What to work on -> Nothing but the records themselves, exactly as written and free of pictures, should appear in your response.

Records provided ->
■ ■ ■

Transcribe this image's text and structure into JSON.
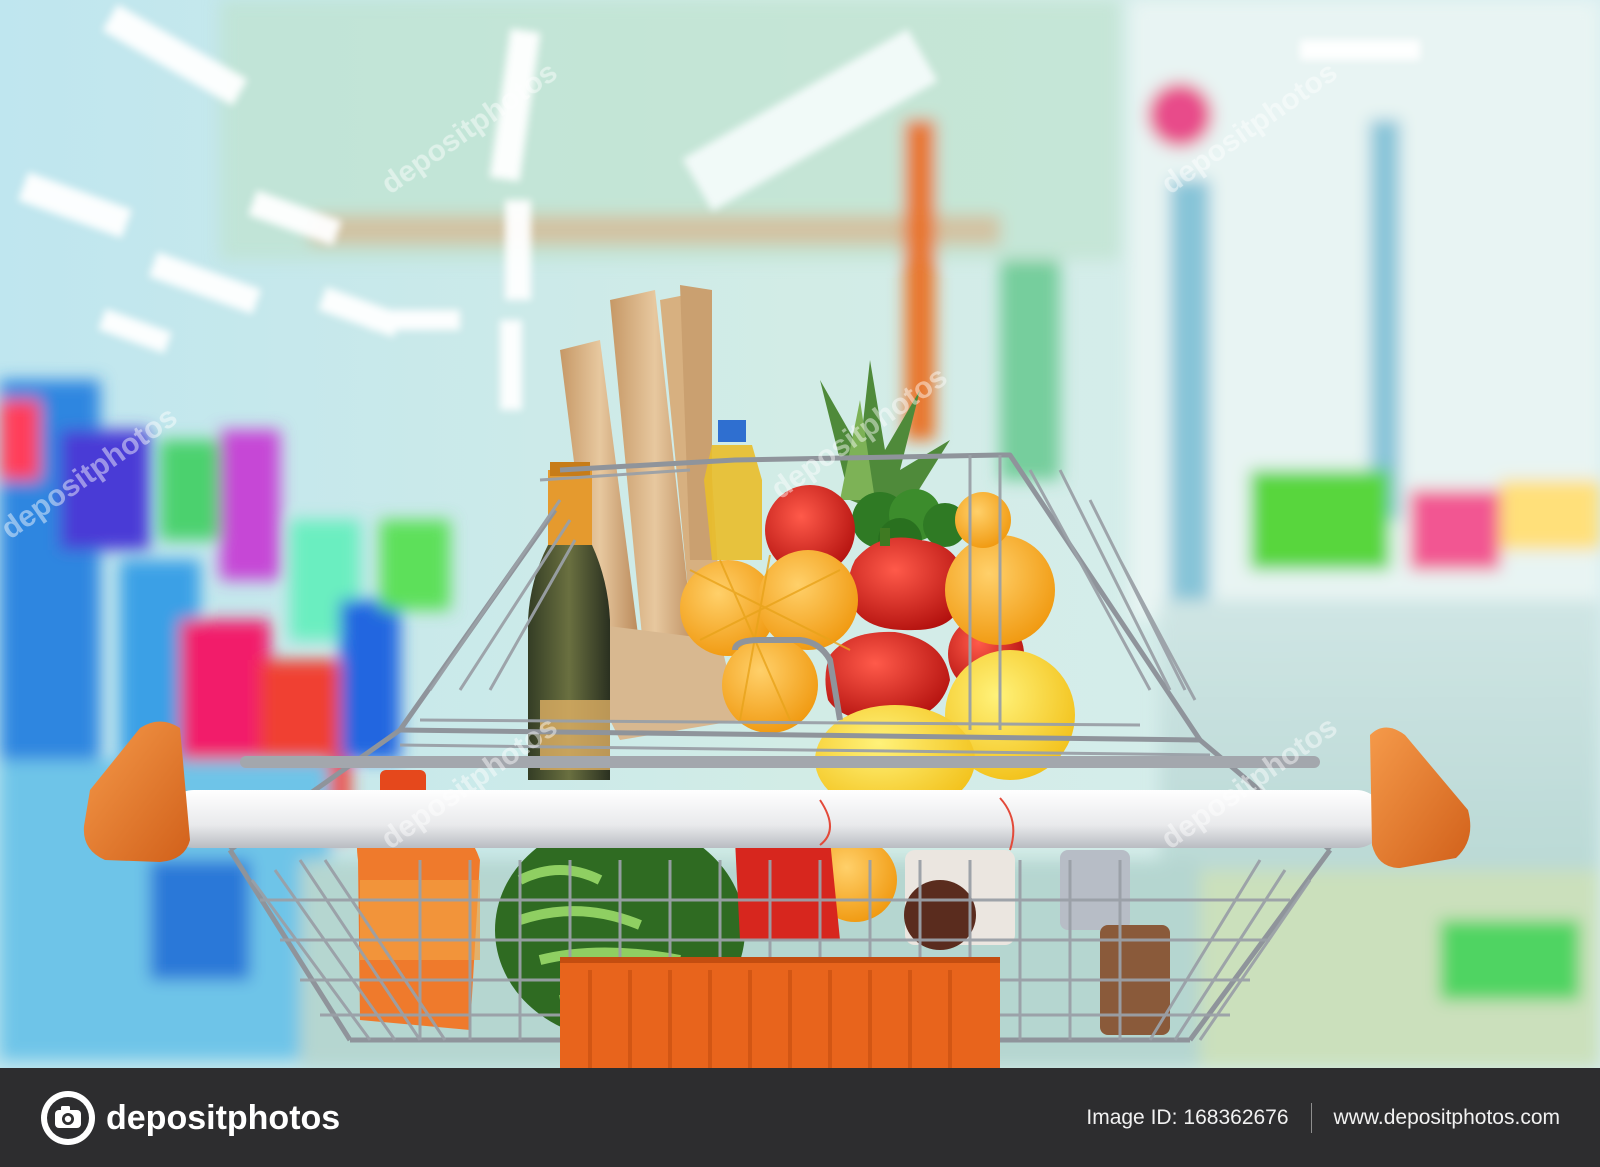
{
  "photo": {
    "alt": "",
    "watermark_text": "depositphotos"
  },
  "footer": {
    "brand_name": "depositphotos",
    "image_id_label": "Image ID:",
    "image_id_value": "168362676",
    "site_url": "www.depositphotos.com"
  },
  "icons": {
    "brand_logo": "camera-icon"
  },
  "colors": {
    "footer_background": "#2d2d2f",
    "cart_handle": "#e07020",
    "cart_basket": "#e8641c"
  }
}
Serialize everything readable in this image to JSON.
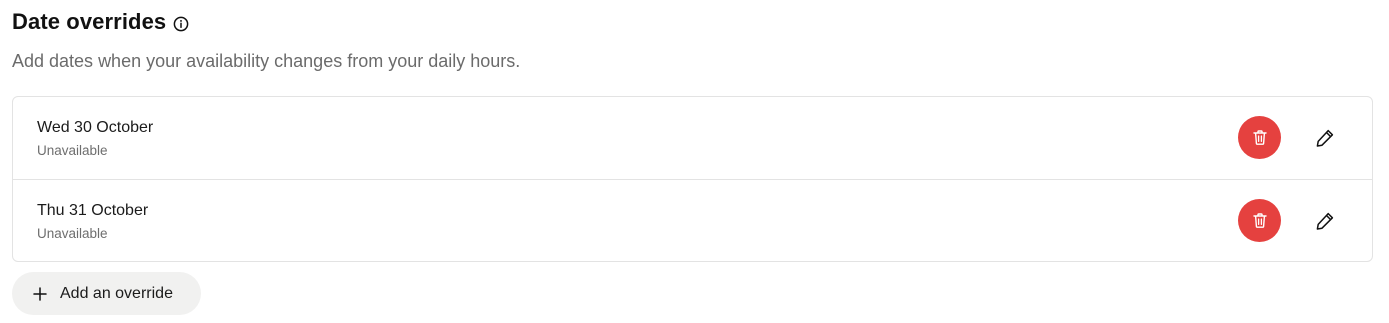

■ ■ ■

Response below ->
Transcribe this image's text and structure into JSON.
{
  "photo": {
    "alt": "",
    "watermark_text": "depositphotos"
  },
  "footer": {
    "brand_name": "depositphotos",
    "image_id_label": "Image ID:",
    "image_id_value": "168362676",
    "site_url": "www.depositphotos.com"
  },
  "icons": {
    "brand_logo": "camera-icon"
  },
  "colors": {
    "footer_background": "#2d2d2f",
    "cart_handle": "#e07020",
    "cart_basket": "#e8641c"
  }
}
Serialize everything readable in this image to JSON.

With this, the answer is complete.